What’s more, retailers have only made about 2% of their revenue through social media. Which… isn’t great.
The key to building trust may lie with the big brands. Limited-run events may attract an initial audience and warm skeptics to the next wave in shopping. We used to be scared of buying books on Amazon, after all.
Retailers like Nike are a prime example of how to do social selling right. The company participated in Facebook Messenger’s AR beta and sold out of the Kyrie 4 shoes in just 23 minutes. Sephora did something similar during the beta run, but haven’t released any numbers as of yet.
On the horizon
As we write this, we’re staring down a new phase in so-called “s” commerce. Instagram is working on a new standalone app made exclusively for shopping.

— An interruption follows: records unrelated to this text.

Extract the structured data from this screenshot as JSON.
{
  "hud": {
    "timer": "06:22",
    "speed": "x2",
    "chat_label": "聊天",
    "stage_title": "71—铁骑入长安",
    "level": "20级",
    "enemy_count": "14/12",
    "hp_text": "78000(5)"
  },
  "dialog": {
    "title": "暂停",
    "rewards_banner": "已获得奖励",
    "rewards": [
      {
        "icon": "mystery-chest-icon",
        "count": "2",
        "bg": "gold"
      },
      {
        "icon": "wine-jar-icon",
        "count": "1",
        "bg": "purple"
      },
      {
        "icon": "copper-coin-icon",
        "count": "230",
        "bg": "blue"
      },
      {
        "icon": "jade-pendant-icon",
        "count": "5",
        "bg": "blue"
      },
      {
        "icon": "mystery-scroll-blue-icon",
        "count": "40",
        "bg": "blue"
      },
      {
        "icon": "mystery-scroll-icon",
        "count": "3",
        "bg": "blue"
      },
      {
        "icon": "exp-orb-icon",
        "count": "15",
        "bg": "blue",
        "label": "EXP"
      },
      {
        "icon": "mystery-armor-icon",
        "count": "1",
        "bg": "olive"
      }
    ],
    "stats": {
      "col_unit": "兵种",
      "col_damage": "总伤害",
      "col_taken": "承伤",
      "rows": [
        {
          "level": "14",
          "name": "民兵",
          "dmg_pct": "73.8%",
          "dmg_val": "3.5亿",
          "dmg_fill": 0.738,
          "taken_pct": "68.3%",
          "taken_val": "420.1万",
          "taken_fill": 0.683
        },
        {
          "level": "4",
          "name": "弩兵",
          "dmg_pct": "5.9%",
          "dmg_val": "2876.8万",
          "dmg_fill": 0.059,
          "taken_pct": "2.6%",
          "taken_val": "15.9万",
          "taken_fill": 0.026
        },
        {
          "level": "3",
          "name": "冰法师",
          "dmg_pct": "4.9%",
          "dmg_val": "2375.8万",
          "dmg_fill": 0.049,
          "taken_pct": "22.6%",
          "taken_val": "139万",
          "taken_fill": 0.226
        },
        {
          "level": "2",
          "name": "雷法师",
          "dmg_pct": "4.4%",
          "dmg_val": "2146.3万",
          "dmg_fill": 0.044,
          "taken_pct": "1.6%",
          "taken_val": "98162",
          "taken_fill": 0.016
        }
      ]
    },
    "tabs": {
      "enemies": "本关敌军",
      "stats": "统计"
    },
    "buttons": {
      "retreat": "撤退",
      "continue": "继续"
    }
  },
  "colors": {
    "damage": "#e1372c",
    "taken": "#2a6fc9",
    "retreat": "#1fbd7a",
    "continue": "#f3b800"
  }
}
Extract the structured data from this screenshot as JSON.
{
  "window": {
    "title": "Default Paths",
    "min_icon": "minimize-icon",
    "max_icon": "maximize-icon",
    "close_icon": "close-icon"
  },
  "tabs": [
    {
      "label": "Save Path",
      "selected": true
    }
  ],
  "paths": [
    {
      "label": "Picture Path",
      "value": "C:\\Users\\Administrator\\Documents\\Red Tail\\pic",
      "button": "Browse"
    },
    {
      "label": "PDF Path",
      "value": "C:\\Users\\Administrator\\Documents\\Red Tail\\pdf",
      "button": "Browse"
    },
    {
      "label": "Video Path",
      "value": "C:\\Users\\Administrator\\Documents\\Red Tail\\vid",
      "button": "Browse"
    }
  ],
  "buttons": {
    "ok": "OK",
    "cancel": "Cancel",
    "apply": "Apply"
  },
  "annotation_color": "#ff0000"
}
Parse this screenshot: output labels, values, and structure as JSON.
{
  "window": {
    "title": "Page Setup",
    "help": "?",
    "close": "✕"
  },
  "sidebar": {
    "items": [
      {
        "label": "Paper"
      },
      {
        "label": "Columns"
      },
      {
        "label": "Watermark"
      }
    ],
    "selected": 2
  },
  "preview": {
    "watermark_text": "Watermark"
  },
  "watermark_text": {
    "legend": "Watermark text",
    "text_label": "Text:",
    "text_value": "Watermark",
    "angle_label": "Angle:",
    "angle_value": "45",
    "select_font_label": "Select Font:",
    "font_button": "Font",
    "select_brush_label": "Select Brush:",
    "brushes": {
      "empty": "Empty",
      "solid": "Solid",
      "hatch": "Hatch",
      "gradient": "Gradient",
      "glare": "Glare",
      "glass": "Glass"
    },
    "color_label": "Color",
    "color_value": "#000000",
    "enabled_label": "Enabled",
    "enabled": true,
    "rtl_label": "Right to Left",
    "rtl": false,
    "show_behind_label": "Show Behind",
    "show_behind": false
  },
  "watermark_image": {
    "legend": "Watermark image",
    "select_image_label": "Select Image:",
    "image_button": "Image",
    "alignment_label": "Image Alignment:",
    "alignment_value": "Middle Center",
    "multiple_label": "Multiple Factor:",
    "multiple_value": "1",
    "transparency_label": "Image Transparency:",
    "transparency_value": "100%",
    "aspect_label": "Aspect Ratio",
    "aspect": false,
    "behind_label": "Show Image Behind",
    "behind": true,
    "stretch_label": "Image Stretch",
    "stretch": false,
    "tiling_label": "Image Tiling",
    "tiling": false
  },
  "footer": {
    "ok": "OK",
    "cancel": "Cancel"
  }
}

The proposed app will allow users to browse goods from the merchants they follow on Instagram, but pull those items into one central location. This way, they can shop more like they would from a traditional online store.
Facebook is looking to follow suit, too. There’s talk that the social giant may start rolling out more tools for merchant sellers building brands on social media—which may pose a threat to e-commerce platforms like Marketo and Shopify.
And then there’s Snapchat, which has announced some interesting shopping experiences themselves. The app has joined forces with Amazon to let users buy products on Amazon based on what they point their camera at.
The shopping tool is currently available to a small selection of users but may be a new source of revenue for the company, which has been experiencing some challenges since going public last year.